Records supplied section start
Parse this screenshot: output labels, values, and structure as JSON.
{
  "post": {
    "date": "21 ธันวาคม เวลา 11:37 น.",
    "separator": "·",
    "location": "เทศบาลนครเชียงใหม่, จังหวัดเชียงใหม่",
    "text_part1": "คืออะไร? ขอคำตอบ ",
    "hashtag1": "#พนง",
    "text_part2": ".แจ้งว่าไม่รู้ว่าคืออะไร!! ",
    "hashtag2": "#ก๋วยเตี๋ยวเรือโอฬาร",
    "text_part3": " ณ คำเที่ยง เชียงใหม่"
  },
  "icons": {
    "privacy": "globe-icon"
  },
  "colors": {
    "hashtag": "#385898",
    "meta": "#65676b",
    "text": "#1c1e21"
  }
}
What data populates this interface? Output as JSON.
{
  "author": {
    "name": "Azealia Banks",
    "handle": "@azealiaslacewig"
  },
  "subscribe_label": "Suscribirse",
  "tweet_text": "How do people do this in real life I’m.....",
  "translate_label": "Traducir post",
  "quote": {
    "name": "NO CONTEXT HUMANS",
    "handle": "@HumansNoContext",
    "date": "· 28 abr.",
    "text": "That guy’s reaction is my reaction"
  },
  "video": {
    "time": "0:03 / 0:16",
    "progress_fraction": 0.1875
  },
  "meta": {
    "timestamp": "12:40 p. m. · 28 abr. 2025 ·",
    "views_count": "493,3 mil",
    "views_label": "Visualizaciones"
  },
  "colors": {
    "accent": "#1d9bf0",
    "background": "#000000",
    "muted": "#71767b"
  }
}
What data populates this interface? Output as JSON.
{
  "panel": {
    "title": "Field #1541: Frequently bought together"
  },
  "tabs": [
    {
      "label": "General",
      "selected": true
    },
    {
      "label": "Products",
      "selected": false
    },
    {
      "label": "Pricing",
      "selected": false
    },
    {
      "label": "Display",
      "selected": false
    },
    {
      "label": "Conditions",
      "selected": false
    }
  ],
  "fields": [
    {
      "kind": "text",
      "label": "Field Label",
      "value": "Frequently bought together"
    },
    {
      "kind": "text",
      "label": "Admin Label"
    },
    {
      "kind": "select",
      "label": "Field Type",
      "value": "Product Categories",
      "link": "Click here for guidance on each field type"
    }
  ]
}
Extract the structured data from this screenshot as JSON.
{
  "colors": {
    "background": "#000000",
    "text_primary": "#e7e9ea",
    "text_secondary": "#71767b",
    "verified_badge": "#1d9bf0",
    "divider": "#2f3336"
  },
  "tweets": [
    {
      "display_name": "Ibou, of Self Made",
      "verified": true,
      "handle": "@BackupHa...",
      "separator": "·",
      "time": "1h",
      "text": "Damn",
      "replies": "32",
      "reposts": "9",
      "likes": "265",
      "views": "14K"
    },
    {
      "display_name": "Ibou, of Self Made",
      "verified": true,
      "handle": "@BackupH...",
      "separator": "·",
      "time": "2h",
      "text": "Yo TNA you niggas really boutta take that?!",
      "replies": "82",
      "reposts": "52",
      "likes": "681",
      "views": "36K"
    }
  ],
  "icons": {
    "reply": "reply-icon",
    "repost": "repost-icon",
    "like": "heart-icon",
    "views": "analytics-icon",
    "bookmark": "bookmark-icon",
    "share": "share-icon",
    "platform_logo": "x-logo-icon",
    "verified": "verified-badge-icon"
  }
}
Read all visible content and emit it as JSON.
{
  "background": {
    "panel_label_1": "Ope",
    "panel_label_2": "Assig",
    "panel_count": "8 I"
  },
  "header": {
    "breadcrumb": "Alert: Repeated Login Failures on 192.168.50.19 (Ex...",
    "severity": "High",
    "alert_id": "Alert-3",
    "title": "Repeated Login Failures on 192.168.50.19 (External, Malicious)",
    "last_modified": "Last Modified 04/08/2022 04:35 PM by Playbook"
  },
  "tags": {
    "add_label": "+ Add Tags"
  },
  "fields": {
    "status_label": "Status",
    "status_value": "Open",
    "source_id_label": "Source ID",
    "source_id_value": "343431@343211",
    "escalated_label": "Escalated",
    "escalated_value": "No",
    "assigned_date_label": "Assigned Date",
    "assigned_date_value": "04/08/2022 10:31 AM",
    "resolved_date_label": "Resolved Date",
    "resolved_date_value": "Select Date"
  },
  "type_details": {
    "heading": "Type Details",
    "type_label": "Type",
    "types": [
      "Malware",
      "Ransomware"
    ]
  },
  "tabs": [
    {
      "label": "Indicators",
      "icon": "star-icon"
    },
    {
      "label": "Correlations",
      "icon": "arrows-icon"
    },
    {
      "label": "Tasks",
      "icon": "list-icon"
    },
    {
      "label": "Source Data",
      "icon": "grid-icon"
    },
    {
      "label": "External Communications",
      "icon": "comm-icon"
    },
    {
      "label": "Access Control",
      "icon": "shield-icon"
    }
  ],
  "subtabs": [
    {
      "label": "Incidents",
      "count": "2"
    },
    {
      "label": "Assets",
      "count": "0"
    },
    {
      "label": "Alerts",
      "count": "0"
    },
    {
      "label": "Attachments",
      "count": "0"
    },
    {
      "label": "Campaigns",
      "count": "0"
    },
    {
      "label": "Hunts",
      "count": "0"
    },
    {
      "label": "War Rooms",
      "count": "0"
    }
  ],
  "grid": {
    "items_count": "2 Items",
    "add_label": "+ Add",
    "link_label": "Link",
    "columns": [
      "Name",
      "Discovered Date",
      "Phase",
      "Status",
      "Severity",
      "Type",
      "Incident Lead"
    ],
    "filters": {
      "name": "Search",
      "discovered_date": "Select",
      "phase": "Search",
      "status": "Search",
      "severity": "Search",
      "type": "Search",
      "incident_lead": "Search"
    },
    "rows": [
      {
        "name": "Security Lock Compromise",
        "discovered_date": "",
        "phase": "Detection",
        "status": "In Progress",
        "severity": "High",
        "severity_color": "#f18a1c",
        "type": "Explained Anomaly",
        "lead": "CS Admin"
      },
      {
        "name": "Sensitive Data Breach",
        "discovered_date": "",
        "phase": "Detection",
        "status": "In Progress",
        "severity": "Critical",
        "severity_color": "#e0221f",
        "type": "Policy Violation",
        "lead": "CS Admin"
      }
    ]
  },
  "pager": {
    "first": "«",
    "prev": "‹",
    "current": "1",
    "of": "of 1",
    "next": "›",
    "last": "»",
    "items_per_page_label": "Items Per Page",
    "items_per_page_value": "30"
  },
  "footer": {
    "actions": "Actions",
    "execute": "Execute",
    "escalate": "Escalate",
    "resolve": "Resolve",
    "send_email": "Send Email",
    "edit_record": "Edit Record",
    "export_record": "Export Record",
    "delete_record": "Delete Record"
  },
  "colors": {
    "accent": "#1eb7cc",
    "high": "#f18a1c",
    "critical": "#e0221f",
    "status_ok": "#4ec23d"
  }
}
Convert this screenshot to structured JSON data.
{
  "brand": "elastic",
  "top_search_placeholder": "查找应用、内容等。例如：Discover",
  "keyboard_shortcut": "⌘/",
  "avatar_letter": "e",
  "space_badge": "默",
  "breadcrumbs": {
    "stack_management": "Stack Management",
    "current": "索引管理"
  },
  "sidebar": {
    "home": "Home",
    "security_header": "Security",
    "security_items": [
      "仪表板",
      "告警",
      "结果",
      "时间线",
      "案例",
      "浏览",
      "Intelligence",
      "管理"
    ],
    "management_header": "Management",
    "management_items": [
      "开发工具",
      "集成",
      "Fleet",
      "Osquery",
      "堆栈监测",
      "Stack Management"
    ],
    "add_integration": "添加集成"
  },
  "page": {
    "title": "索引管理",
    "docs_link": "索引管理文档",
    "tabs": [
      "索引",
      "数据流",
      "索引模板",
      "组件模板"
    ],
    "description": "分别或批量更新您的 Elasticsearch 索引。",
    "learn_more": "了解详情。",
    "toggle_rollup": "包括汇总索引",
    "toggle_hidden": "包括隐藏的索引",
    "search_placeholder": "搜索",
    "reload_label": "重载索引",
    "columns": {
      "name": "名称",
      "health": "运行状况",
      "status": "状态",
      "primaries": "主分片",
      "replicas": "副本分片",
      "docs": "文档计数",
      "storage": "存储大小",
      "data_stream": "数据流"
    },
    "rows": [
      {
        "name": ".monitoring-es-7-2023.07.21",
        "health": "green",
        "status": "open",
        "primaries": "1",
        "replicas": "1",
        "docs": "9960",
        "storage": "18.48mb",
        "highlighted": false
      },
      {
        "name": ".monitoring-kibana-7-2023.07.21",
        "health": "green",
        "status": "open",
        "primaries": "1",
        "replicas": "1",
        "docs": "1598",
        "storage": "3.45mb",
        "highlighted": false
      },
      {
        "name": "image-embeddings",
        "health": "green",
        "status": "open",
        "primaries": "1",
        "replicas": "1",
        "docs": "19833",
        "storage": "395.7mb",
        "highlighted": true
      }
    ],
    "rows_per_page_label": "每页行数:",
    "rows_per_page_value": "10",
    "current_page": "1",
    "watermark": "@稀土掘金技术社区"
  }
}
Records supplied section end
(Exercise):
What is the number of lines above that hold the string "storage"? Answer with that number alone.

(Answer box):
4